The worst case is that there will be rotating brownouts of 6 to 13 hours a day for 2 weeks. The worst case scenario occurs if two baseload plants are on forced outage; and the effect of El Nino is the same as in 2010.
Vega said if brownouts do occur, it may only happen during the peak days of Tuesdays to Thursdays.
“You don’t expect brownouts during weekends,” he said.
Vega said the firm's projections are based on historical data as well as compiled data from the NGCP and Philippine Electricity Market Corporation.
The Department of Energy has also warned consumers of possible two-hour rotating brownouts for two weeks in March.
To help maintain the reserve levels in this critical period, Vega advised consumers to conserve electricity during peak hours of the day at 10 a.m.-2 p.m. and at 4 p.m.-8 p.m.

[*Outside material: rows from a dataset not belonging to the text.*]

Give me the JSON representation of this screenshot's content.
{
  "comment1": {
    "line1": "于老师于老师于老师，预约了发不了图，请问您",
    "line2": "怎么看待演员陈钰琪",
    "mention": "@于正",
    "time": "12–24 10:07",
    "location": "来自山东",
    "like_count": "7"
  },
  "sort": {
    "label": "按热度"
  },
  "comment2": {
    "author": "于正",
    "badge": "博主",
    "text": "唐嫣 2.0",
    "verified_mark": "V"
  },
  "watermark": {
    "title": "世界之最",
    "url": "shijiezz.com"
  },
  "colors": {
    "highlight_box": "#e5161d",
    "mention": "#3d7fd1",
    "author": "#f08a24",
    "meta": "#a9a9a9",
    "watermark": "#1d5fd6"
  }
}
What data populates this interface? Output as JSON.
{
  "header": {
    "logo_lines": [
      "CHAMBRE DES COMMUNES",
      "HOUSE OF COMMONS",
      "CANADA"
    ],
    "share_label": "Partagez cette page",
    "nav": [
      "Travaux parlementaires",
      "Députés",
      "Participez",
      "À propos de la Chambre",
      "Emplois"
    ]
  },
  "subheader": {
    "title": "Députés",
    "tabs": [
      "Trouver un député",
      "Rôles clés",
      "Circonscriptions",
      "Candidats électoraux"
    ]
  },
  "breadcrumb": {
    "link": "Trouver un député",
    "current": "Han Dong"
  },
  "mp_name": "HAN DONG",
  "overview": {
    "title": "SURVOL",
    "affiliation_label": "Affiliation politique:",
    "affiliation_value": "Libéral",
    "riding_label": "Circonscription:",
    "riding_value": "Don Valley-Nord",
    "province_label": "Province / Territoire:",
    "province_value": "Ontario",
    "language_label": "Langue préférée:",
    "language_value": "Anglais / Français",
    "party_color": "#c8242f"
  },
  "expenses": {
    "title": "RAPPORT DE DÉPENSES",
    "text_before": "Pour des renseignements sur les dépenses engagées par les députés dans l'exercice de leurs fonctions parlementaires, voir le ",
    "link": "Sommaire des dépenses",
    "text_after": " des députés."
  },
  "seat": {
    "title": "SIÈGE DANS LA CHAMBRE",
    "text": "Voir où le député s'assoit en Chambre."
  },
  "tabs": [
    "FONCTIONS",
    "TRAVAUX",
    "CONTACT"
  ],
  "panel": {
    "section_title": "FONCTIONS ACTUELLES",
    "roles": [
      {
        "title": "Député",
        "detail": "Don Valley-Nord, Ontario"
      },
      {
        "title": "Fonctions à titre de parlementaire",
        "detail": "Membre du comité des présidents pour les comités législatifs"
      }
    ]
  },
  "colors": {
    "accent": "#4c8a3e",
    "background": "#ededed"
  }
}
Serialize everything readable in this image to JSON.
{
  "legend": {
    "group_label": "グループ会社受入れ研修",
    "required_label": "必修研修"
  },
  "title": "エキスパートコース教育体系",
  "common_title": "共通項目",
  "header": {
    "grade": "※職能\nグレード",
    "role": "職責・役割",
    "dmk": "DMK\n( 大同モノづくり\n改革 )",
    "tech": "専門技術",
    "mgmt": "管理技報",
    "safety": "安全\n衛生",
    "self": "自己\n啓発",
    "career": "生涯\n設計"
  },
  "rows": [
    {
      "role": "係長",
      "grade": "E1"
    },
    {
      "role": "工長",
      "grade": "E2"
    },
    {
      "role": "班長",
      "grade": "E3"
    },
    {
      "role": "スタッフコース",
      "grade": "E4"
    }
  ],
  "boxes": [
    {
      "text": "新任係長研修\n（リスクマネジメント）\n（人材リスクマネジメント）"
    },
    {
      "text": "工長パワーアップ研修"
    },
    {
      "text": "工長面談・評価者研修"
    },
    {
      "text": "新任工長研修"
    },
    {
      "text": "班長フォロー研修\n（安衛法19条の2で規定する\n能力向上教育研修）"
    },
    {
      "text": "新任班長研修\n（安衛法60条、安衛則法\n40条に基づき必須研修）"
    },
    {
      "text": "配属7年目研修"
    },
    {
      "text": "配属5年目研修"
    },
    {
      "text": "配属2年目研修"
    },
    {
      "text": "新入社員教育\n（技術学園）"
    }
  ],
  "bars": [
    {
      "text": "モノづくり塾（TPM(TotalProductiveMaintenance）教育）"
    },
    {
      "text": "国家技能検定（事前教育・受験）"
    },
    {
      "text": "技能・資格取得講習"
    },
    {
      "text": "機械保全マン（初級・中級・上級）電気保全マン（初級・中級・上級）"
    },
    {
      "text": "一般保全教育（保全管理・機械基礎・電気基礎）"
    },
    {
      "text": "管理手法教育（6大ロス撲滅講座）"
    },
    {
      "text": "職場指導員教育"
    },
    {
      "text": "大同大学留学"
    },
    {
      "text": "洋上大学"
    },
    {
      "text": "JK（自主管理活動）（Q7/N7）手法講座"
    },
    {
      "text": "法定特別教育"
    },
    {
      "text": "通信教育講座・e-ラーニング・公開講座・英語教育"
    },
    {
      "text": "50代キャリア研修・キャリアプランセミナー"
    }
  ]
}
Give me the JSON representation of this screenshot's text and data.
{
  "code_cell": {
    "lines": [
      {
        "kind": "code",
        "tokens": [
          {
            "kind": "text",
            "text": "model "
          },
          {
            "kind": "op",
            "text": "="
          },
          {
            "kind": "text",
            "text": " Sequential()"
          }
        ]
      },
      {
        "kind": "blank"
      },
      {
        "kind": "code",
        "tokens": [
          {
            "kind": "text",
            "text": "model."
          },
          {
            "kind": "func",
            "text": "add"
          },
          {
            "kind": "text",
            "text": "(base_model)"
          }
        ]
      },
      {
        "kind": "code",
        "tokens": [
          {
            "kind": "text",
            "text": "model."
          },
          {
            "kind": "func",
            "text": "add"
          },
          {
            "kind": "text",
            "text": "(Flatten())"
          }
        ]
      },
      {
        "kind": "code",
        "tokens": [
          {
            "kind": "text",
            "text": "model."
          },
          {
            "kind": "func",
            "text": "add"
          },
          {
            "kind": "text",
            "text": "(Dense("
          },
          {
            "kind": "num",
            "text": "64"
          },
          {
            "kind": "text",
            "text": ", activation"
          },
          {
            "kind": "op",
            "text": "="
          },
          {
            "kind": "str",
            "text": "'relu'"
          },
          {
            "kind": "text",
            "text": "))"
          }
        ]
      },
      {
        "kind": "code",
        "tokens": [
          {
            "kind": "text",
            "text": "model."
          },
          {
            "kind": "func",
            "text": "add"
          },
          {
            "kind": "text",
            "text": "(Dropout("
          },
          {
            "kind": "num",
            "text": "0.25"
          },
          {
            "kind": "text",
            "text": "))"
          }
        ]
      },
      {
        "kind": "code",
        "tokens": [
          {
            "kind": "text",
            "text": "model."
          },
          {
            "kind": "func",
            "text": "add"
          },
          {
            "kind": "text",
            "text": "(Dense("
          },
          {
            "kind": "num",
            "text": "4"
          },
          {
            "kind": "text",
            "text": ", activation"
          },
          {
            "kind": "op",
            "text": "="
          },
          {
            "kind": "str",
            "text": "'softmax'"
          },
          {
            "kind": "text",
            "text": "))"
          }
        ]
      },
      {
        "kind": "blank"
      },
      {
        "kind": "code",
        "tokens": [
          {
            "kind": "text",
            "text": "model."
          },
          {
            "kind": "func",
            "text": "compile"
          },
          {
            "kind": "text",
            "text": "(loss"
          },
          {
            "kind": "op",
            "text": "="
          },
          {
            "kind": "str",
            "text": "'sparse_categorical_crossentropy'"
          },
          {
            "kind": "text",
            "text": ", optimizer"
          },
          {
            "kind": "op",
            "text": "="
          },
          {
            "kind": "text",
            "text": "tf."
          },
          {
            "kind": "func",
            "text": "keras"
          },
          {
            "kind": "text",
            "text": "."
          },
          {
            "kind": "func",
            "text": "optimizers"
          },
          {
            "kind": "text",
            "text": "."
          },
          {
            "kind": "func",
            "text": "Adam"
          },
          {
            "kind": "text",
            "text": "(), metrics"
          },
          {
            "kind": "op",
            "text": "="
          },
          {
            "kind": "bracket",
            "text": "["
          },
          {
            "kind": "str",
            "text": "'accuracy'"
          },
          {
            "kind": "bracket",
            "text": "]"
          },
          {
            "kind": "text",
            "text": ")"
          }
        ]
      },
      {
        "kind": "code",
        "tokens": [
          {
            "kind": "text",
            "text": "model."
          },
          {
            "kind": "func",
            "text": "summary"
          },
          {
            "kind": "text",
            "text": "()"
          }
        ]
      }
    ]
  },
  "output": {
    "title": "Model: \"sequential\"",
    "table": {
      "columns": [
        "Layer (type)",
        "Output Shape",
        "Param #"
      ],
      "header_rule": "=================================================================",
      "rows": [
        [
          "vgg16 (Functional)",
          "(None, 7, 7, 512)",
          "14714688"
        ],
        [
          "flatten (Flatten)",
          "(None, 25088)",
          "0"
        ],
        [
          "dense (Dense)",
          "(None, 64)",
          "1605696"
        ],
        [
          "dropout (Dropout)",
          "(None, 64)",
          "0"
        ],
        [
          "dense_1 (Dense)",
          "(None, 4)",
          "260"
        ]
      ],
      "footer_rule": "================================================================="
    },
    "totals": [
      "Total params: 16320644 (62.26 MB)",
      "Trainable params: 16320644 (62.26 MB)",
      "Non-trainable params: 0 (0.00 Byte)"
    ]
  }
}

“You can start by saving electricity, you try to shift your activities during non-peak hours of the day,” he said.
He also cited that if power is turned off for at least one hour a day, as seen during past “Earth Hour” exercises, about 150MW-180MW of power is saved.
“If the same ‘Earth Hour’ is applied on peak hours, then theoretically you can half the deficiency, or even prevent it, if everybody cooperates like during Earth Hour,” he said.
Vega also said the ILP can wipe out the expected supply deficiency of about 70MW to 350MW if it is implemented properly.
“If all of them participate and are remunerated properly and all mechanisms are put in place, then we might not even see those brownouts happening…if the ILP is executed properly,” he said.
Tight supply until 2018
First Gen said its projections also showed that power shortage is still vulnerable until 2018 due to the “old age” of power plants in Luzon.
A majority of Luzon plants are aged 10 to 37 years.
“The supply associated with the country’s economic growth has to keep up and unfortunately, it is only now that new plants are being built. Hopefully, it can catch up, but I think it will only catch up sometime in the 2018-2019 period,” First Gen president Francis Giles Puno said in the same briefing.
He said this year’s scenario will likely occur in 2016 as demand continues to grow.
“In all likelihood, because the demand in 2016 will continue to grow and you also have an election year. Sometimes what I understand is that in an election year, demand goes up as well. So you have the steady growth of the economy, plus an election year factor, I think 2016 could be a very tight period,” he said.
“I don’t think we’re off the hook, we really need new capacities being built, and the right capacity is being built,” he added.
Puno said First Gen is expected to add a capacity of 100MW to the Luzon grid through its Avion plant in Batangas, which is expected to go online in May. Another 440MW will be added through its San Gabriel plant in 2016.
The San Gabriel facilities are looking to add a capacity of over 800MW by 2017, he added.
Government, meanwhile, is implementing several short-term measures to address the expected shortage for the summer of 2015, including the activation of ILP; and the creation of a special Malampaya fund for ILP expenses.
Government is also fast-tracking the process of giving permits via temporary suspension or by facilitated issuance of certifications, permits, and licenses for power projects.